Problem requirements -
Show each line from the records below in which the word "label" occurs.

(Data to examine Opens)

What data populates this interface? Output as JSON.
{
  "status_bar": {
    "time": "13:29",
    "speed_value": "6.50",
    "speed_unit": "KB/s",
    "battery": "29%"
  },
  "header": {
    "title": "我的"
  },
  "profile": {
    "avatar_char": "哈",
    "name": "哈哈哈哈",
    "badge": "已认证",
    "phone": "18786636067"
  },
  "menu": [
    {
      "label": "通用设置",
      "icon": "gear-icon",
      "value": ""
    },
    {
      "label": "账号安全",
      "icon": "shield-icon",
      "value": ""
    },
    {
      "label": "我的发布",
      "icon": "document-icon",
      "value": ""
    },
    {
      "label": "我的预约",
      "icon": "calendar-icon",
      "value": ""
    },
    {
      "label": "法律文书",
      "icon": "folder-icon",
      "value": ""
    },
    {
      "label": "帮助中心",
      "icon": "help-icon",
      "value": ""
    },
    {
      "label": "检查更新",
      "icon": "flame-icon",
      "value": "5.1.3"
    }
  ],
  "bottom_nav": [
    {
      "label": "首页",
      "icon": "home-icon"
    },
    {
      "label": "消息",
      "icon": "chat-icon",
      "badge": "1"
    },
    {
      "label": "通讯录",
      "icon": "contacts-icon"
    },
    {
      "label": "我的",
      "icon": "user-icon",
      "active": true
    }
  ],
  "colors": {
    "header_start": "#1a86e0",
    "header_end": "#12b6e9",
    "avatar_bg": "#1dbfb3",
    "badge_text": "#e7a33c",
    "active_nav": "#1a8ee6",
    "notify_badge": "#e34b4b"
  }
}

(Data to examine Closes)

Expected output -
      "label": "通用设置",
      "label": "账号安全",
      "label": "我的发布",
      "label": "我的预约",
      "label": "法律文书",
      "label": "帮助中心",
      "label": "检查更新",
      "label": "首页",
      "label": "消息",
      "label": "通讯录",
      "label": "我的",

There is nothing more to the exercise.